Rise in White Prisoners Doesn't Change Innate Racism of Prisons
Date:  04-30-2019

Dan Berger asserts prisons just don't house victims of racism, but they also produce them
From Truthout:

Writing from Attica prison shortly before the infamous 1971 rebellion Sam Melville wrote to a friend that prison had changed him. “One thing is for certain,” he wrote, “when I emerge [from prison] … I won’t be a honky anymore.” Melville, who was incarcerated for bombing a number of U.S. military and corporate installations in New York City, had thrown his lot in with the Black and Puerto Rican radicals at Attica upon his arrival there. New York State Troopers shot him in the chest and let him bleed to death when they brutally retook Attica on September 13, 1971.

Melville’s ruminations suggest a broader reimagining of how we understand the role of white prisoners in a system whose central feature seems to be its racism. Prisons are inescapably racist. Prisons do not just house victims of racism. Rather, they produce racism. Prisons use racism to govern and suppress their captives. Racism remains a strategic tool to ensure that prisoners distrust or attack each other rather than the institution itself. The centrality of racism to punishment has been the most salient feature of popular critiques of mass incarceration, including Ava DuVernay’s documentary, 13th, and Michelle Alexander’s book, The New Jim Crow.
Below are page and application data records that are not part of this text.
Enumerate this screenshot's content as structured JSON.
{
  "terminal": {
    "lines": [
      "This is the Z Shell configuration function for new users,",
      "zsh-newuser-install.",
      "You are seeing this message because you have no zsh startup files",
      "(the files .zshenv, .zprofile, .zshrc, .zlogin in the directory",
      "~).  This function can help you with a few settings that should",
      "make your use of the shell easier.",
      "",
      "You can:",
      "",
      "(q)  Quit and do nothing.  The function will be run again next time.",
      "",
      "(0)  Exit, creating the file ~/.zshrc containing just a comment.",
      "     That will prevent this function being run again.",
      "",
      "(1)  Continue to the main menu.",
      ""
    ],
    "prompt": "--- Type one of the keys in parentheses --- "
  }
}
Yet the mainstreaming of a liberal antiracist critique of prisons fails to explain how mass incarceration both works and changes over time. The statistical disparity between the number of Black and white people incarcerated has shrunk in recent years. Tepid reforms to the drug war and a growing leniency among many urban district attorneys to some nonviolent offenses have lowered the number of African Americans going to prison — even while Black people, as of 2016, remain incarcerated at more than five times the rate of white people

Meanwhile, the opioid crisis, with its suburban and rural geography, and hardline prosecutors in rural counties have contributed to a rise in the number of white people — especially white women — going to prison and jail. And nearly every single one of the 2.2 million people in prisons, jails and detention centers comes from the poor and working class. All of this is taking place in the context of stagnating wages and that particularly impact people of color but have lowered the standard of living for all Americans. Continue reading >>>